There’s valuable advice touted by the Thinking Writer about the importance of networks and support groups for writers.
I was discussing this very subject with a classmate last night. I’m fortunate to have discovered a group of writers who meet on a regular basis in my home town. It is a safe, but constructive, environment in which to discuss each other’s work. This analysis is hugely beneficial to the development of my critical faculties in regards to my own writing. The meetings also serve as an essential social contact.
Writing is a lonely career. It fosters introspection and independence. This is head-wrecking after a period of time, and it’s important to emerge, blinking, from the imagined worlds that consume us. While any kind of social event is helpful, it’s wonderful to discuss with fellow scribes the kind of subjects that writers obsess about: films, books, plays, porn, and the best place to buy coffee.
One of the nicest aspects of taking the MA in screenwriting was being part of a group in which everyone understood each other’s creative trials and tribulations. Now that classes are over I miss that interaction. Once I hand in my final draft in September I’m on my own again.
Except, thankfully, I’m not. Now, I have a community of like-minded people to turn to when I need advice, and criticism of my work. I’m sure I would view the coming autumn with more trepidation if this was not the case.

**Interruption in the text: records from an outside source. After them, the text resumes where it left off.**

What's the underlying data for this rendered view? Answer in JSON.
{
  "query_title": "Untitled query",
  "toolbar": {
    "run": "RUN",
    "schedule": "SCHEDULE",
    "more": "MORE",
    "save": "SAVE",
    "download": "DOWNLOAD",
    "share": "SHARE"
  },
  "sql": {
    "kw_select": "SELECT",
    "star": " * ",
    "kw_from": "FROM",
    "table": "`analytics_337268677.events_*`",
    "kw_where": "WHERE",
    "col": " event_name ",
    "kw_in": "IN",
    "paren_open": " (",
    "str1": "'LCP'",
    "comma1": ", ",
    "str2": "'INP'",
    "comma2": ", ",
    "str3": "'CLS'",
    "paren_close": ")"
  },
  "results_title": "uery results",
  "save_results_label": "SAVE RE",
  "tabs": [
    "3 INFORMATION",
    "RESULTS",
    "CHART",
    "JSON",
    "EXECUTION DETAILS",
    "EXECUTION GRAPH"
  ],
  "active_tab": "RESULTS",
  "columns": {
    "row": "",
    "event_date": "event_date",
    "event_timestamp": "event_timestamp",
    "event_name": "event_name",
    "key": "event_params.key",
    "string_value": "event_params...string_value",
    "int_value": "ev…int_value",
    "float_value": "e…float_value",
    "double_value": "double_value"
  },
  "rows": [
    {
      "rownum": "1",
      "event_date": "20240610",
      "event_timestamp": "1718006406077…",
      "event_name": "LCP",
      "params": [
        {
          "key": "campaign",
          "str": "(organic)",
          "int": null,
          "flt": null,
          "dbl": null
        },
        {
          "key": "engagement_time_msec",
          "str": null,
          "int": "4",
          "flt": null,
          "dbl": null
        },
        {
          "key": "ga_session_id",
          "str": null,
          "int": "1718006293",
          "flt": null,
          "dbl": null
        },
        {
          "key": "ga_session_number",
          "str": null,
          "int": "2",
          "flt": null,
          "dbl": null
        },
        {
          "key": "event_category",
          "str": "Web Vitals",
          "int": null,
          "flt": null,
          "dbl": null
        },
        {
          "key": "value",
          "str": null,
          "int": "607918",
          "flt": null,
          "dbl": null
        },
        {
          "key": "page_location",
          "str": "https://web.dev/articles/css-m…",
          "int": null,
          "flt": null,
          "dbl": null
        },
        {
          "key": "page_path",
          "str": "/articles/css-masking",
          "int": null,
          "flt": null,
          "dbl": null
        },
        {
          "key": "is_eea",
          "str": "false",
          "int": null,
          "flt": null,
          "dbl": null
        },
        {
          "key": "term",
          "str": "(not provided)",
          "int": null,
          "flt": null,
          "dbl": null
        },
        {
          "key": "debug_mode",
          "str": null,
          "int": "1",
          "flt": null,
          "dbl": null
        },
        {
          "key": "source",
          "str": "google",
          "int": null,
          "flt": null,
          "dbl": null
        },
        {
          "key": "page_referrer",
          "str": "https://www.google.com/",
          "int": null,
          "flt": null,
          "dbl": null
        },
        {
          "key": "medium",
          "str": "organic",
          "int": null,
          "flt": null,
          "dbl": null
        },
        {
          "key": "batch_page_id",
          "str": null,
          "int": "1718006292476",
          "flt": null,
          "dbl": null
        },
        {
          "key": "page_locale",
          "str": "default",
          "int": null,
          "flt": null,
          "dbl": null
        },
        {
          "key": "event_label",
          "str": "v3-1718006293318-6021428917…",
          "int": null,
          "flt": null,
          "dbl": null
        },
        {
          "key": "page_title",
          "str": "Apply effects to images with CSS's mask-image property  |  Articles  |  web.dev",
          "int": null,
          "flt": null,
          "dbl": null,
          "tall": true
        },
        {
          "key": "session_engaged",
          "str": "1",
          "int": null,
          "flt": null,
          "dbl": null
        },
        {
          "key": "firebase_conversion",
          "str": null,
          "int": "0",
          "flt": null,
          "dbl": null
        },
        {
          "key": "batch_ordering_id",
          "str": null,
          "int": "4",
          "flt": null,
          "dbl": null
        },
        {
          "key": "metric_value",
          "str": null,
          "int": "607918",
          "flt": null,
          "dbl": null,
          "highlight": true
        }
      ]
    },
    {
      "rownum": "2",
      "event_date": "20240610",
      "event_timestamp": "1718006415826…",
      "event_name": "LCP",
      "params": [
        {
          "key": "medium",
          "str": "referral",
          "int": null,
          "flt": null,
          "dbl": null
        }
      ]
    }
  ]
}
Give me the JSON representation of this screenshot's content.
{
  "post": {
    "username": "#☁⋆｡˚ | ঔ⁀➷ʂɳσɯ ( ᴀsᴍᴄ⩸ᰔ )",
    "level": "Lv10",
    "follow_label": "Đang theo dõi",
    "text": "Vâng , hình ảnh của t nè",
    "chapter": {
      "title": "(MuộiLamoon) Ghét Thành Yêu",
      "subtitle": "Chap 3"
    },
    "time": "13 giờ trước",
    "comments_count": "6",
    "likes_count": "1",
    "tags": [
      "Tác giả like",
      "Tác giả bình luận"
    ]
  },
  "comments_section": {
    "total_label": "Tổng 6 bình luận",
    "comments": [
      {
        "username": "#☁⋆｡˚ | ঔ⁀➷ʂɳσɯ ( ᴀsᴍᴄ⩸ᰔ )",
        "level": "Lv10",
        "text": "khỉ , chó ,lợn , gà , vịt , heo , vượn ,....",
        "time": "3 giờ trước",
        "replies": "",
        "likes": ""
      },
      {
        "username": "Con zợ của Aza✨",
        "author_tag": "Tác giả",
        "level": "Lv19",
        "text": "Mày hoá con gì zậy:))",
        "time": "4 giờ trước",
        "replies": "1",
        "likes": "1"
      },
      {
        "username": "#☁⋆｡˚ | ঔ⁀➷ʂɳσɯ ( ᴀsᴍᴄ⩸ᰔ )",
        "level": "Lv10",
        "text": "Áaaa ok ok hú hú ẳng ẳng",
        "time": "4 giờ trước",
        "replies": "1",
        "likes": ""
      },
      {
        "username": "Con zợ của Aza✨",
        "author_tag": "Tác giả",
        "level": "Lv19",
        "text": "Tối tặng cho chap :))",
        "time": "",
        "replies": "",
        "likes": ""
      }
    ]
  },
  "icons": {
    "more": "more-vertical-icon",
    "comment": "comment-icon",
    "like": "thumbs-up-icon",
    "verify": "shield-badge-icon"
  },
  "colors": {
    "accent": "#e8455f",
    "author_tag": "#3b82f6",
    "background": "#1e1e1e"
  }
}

It’s hard to stay motivated when you’re working on your own with nebulous deadlines that can be moved depending on your whim and/or level of procrastination. Anything that helps to keep you on track is damn useful. Plus the enthusiasm and support of fellow writer is inspiring. And there’s there’s the plain and pleasant fact that we can sit around afterwards in a pub and enjoy a drink together and discuss our interests.
This is a lifeline that writers need. Maybe some people can do without it, but I suspect that I might end up like Jack Torrance from The Shining if I was on my own all the time. It’s best for Martin if that eventuality can be avoided.